Duke Ellington: Across the Track Blues

Track

Across the Track Blues

Artist

Duke Ellington (piano)

CD

The Duke at Fargo, 1940: Special 60th Anniversary Edition (Storyville)

Buy Track

Musicians:

Duke Ellington (piano), Rex Stewart (cornet), Ray Nance (trumpet), Wallace Jones (trumpet), Joe "Tricky Sam" Nanton (trombone), Juan Tizol (trombone), Lawrence Brown (trombone), Barney Bigard (clarinet), Johnny Hodges (alto sax), Otto Hardwick (alto sax), Ben Webster (tenor sax), Harry Carney (baritone sax), Fred Guy (guitar), Jimmy Blanton (bass), Sonny Greer (drums).

Composed by Duke Ellington

.

Recorded: Fargo, North Dakota, November 7, 1940

Albumcoverdellingtonfargo

Rating: 100/100 (learn more)

As the premier bandleader of the 20th century, Duke didn't really need to maintain the stride abilities he acquired as a youth. But once in a while he opened up the left hand a little bit and you could tell he played the Harlem rent parties of the 1920s, too.

This dance-band performance starts with a couple of vague choruses of stride. It's not the greatest playing Duke ever did, but it is the perfect curtain raiser for an astounding document of a classic Ellington band at its best.

0:00 Somehow I think that even Duke is uncertain what the next tune will be. He starts in the wrong key, G, and but then changes his mind and tonicizes D.

0:14 Sonny Greer, the original leader of this band, hears where Duke is going and begins checking Duke's forward momentum a little bit. "Not so quick, Duke!

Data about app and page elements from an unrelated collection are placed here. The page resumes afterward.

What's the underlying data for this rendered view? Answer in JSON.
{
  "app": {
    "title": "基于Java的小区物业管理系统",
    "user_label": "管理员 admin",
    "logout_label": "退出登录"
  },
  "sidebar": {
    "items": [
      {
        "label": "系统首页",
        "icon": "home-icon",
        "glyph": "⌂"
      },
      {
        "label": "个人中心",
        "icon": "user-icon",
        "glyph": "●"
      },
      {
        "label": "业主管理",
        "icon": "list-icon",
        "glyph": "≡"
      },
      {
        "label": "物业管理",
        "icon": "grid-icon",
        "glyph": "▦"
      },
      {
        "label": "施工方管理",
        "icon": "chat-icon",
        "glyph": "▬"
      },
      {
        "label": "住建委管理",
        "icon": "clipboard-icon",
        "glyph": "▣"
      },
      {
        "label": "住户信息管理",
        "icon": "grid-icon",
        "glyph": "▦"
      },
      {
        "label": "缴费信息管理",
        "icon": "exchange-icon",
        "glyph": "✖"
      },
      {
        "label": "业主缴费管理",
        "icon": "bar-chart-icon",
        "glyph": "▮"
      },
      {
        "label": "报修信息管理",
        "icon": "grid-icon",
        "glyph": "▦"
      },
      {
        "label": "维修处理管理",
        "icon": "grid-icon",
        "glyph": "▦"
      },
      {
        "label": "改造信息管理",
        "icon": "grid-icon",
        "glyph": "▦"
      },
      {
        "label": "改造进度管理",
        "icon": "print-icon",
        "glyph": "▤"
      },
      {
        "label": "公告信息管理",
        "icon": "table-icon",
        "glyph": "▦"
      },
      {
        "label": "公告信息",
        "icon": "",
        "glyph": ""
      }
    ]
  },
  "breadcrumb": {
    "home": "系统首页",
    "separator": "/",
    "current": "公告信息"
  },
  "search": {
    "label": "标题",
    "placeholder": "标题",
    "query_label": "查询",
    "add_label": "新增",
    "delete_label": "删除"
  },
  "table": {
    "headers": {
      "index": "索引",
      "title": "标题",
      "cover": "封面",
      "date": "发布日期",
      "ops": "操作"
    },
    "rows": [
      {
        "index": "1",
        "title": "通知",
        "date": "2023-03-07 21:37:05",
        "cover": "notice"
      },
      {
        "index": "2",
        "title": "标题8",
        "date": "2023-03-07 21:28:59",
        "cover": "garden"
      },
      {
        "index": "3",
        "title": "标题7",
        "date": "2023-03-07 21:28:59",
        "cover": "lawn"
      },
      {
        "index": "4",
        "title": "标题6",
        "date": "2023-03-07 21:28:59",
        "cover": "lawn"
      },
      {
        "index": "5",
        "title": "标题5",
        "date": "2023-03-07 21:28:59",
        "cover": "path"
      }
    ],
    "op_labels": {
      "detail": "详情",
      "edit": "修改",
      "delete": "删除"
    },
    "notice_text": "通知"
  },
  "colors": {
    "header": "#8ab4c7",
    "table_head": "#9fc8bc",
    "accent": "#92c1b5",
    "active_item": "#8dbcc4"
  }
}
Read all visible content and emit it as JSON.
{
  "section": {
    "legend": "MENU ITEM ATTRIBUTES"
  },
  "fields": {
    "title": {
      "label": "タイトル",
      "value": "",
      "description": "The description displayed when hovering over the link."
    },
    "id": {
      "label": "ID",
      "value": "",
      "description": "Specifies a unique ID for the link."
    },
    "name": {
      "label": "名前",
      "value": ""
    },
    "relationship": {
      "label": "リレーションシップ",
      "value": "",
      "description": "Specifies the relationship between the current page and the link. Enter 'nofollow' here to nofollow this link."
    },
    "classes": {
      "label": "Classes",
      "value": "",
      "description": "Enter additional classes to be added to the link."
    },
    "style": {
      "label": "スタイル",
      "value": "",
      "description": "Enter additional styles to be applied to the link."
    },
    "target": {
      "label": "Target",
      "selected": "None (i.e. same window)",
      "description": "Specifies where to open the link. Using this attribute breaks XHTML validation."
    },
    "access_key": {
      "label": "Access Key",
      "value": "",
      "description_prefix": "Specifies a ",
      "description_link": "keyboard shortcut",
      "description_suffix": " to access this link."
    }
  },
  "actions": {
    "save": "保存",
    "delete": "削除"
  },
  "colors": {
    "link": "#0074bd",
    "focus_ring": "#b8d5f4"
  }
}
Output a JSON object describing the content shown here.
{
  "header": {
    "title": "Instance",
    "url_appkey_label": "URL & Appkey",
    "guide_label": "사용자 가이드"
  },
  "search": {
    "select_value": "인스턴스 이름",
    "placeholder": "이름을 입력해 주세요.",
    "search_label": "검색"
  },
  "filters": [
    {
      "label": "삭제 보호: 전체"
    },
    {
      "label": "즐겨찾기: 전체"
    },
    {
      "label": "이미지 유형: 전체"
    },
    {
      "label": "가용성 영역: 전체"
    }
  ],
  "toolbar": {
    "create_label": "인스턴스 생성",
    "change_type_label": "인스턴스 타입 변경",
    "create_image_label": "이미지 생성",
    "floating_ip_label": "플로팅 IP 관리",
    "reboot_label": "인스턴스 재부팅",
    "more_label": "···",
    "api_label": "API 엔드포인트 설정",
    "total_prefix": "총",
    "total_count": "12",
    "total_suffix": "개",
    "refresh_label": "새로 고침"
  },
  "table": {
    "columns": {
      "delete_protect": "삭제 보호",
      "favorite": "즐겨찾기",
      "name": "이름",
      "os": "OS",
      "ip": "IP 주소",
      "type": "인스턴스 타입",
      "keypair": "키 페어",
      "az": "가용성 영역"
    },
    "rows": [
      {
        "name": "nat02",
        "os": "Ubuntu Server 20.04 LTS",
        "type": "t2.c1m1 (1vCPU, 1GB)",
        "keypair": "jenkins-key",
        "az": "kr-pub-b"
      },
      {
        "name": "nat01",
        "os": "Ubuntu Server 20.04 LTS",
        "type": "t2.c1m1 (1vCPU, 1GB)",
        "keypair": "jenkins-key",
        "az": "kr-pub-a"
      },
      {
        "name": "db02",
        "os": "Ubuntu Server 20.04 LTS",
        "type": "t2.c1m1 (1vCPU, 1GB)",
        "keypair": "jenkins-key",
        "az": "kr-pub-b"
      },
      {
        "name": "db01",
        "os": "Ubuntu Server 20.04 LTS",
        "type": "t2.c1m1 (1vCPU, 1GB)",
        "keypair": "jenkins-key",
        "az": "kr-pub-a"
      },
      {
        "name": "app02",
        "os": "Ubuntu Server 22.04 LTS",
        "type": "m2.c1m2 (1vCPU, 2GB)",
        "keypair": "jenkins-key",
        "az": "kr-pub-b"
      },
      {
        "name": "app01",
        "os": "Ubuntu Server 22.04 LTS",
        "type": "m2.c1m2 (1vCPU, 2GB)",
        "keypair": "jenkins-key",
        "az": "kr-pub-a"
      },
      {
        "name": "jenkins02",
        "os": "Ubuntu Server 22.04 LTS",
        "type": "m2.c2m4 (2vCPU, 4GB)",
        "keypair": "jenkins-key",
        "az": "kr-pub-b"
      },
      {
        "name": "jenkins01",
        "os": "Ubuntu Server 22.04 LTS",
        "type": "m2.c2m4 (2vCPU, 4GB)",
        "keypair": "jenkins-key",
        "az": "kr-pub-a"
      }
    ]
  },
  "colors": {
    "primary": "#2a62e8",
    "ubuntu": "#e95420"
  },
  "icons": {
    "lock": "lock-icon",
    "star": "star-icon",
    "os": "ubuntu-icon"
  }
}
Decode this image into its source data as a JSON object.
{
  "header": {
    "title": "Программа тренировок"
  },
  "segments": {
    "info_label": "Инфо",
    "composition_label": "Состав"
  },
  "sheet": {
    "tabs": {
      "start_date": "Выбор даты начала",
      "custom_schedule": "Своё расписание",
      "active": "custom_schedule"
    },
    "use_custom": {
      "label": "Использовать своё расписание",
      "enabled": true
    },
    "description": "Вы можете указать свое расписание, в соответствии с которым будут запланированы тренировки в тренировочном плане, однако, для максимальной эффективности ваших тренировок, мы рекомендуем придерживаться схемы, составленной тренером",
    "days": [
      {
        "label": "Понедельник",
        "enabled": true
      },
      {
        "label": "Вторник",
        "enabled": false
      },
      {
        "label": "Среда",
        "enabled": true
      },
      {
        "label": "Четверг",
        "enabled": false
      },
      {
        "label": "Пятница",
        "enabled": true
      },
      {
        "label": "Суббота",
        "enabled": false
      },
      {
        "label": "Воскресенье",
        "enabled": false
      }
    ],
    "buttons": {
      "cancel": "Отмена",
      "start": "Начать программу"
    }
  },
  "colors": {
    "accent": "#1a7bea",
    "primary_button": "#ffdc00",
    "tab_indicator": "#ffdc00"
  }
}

Sheesh, I always have to make sure you don't rush."

0:16 D major is a strange key, so the band fiddles on their horns to confirm it. Well, there's only one tune in the book in D --

0:48 Duke plays the correct piano cue that's on the studio recording. Jimmy Blanton thinks about coming in, but stops to take another drink or something. There's just a little erratic 2-beat in this chorus from Blanton, matching the 'oompah' of Duke's left hand.

1:20 Trombone choir, but also Freddy Guy comes in on rhythm guitar and Blanton (putting down his drink?) begins walking. Blanton, Greer, Guy: The beat could not be more earthy or swinging from now until the end of the performance. So far, this is my favorite Blanton performance that I've heard. As with Tatum, Blanton's undeniable virtuosity could obscure what a fabulous time player he was. Bonus: You get to hear Duke verbally control the arrangement, asking for additional choruses of Barney Bigard and Rex Stewart.

It's a superb example of early jazz's 2-beat - which is stride piano smoothly moving into a more modern 4-beat. But the continuum also runs backwards: pianists of this generation always show some echo of the 2-beat (and stride) in the modern 4, too. In fact, I can hear a left hand connected to stride in 1950s performances of Bud Powell, Al Haig, John Lewis, Thelonious Monk, Horace Silver, Herbie Nichols, Hank Jones, even Dave Brubeck.

Certainly, regardless of changing fashion and a resolutely walking bass, until the end of their careers both Ellington and Count Basie could occasionally stick some stride in there without anachronism.

Reviewer: Ethan Iverson

Tags: ·


Comments are closed.